Because our ever-increasing area enabled us to, we had hauled all this stuff around. For our last relocation, however, we were scaling down from about 2,300 square feet of finished area, with storage and a two-car garage, to 1,300 square feet with neither storage nor a garage. And we were doing it by U-Haul.
As we evacuated our possessions, we were constrained by the area restrictions of both our new apartment and the 20-foot rental truck. We needed to unload some things, which made for some hard choices.
How did we choose?
Having space for something and needing it are 2 entirely various things. For our move from Connecticut to Florida, my wife and I put down some guideline:
It goes if we have actually not used it in over a year. This assisted both of us cut our closets way down. I personally got rid of half a lots fits I had no celebration to use (a number of which did not healthy), in addition to great deals of winter clothing I would no longer need (though a couple of pieces were kept for trips up North).
If it has actually not been opened because the previous relocation, get rid of it. We had an entire garage filled with plastic bins from our previous move. One included nothing but smashed glass wares, and another had grilling devices we had long given that replaced.
Do not let fond memories trump reason. This was a hard one, since we had actually accumulated over 2,000 CDs and more than 10,000 books. Moving them was not useful, and digital formats like MP3s and e-books made them all unneeded.
After the preliminary round of purging (and donating), we made 2 lists. One was stuff we certainly desired-- things like our remaining clothes and the furniture we required for our brand-new home. The 2nd, that included things like a kitchen area table we just sort-of liked, went on an "if it fits" list. Some of this things would simply not make the cut since we had one U-Haul and two small cars and trucks to fill.
Make the difficult calls
It is possible relocating to another town would put you in line for a Check This Out homebuyer support program that is not readily available to you now. It is possible moving to another town would put you in line for a property buyer help program that is not available to you now.
Moving forced us to part with a lot of items we desired however did not require. I even gave a large tv to a good friend who helped us move, because in the end, it just did not fit.

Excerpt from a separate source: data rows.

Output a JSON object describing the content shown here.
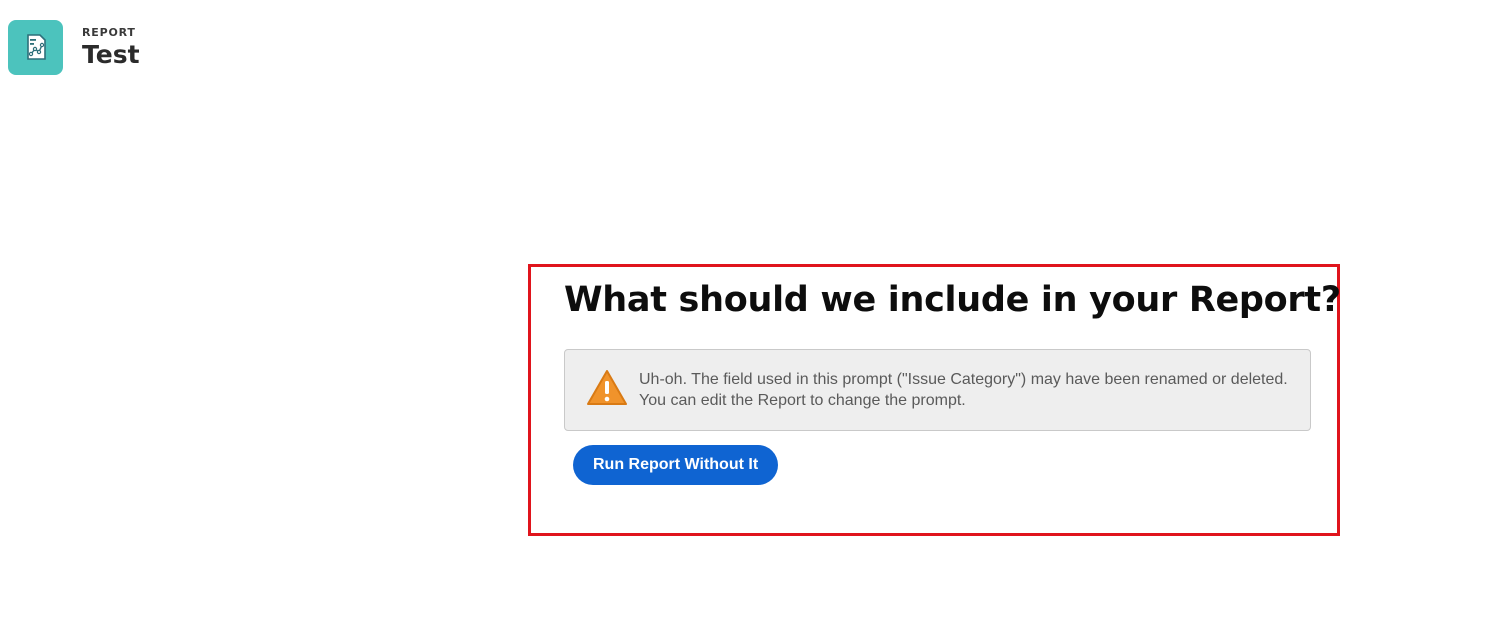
{
  "header": {
    "kicker": "REPORT",
    "title": "Test",
    "icon": "report-chart-icon",
    "icon_color": "#4cc3bd"
  },
  "prompt": {
    "heading": "What should we include in your Report?",
    "warning": {
      "icon": "warning-triangle-icon",
      "icon_color": "#f0932b",
      "message": "Uh-oh. The field used in this prompt (\"Issue Category\") may have been renamed or deleted. You can edit the Report to change the prompt."
    },
    "run_button_label": "Run Report Without It",
    "button_color": "#0f64d2",
    "frame_color": "#e0141c"
  }
}
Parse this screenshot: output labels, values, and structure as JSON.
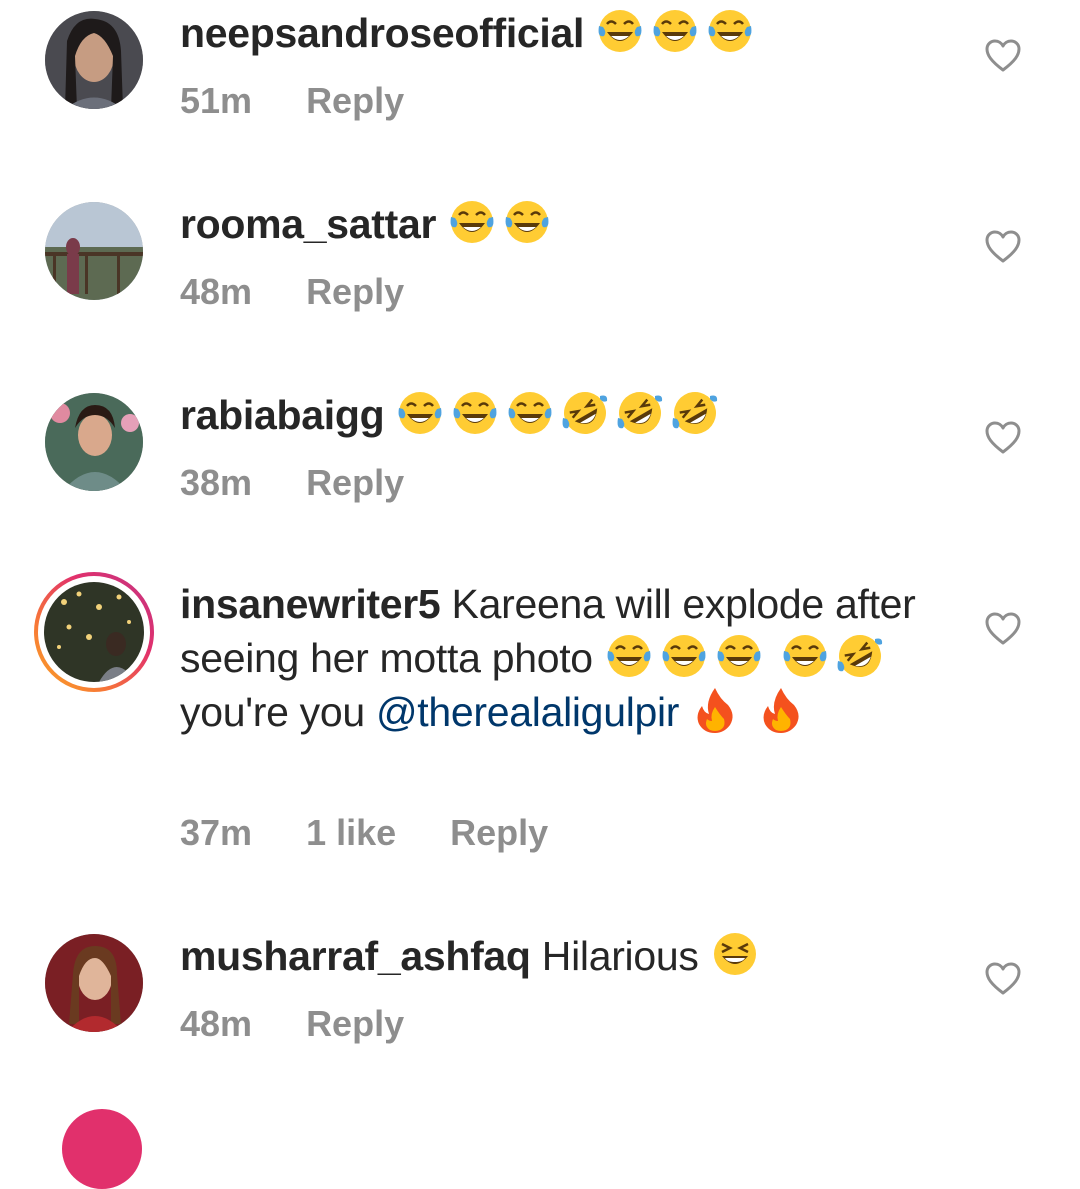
{
  "comments": [
    {
      "username": "neepsandroseofficial",
      "text": "",
      "emojis": [
        "tears-of-joy",
        "tears-of-joy",
        "tears-of-joy"
      ],
      "time": "51m",
      "likes": "",
      "reply": "Reply",
      "has_story": false
    },
    {
      "username": "rooma_sattar",
      "text": "",
      "emojis": [
        "tears-of-joy",
        "tears-of-joy"
      ],
      "time": "48m",
      "likes": "",
      "reply": "Reply",
      "has_story": false
    },
    {
      "username": "rabiabaigg",
      "text": "",
      "emojis": [
        "tears-of-joy",
        "tears-of-joy",
        "tears-of-joy",
        "rofl",
        "rofl",
        "rofl"
      ],
      "time": "38m",
      "likes": "",
      "reply": "Reply",
      "has_story": false
    },
    {
      "username": "insanewriter5",
      "text_part1": "Kareena will explode after seeing her motta photo",
      "text_part2": "you're you",
      "mention": "@therealaligulpir",
      "time": "37m",
      "likes": "1 like",
      "reply": "Reply",
      "has_story": true
    },
    {
      "username": "musharraf_ashfaq",
      "text": "Hilarious",
      "emojis": [
        "grinning-squinting"
      ],
      "time": "48m",
      "likes": "",
      "reply": "Reply",
      "has_story": false
    }
  ],
  "icons": {
    "like": "heart-outline-icon",
    "emoji_tears": "face-with-tears-of-joy",
    "emoji_rofl": "rolling-on-floor-laughing",
    "emoji_fire": "fire",
    "emoji_squint": "grinning-squinting-face"
  },
  "colors": {
    "text": "#262626",
    "meta": "#8e8e8e",
    "mention": "#00376b",
    "emoji_yellow": "#ffcc33"
  }
}
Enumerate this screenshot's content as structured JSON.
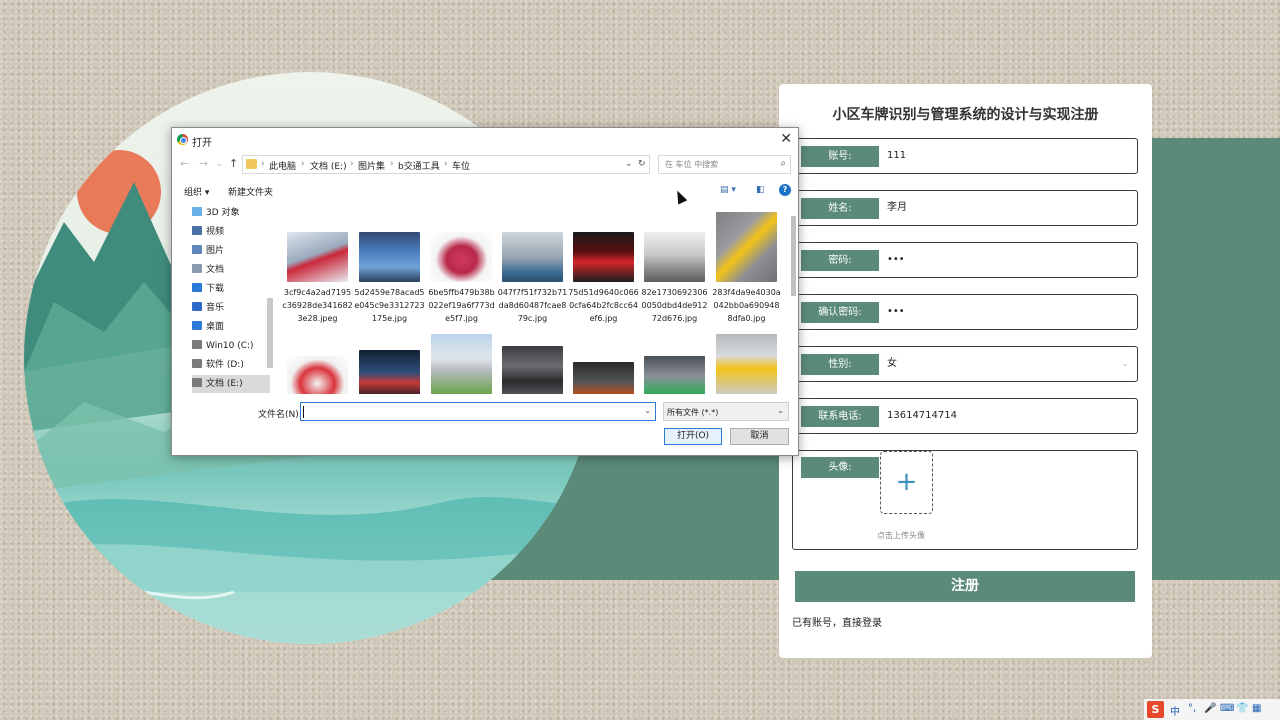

Loading excessive stuff is one of the most significant moving errors you can make. Conserve yourself a long time, money, and sanity by decluttering as much as possible before you move.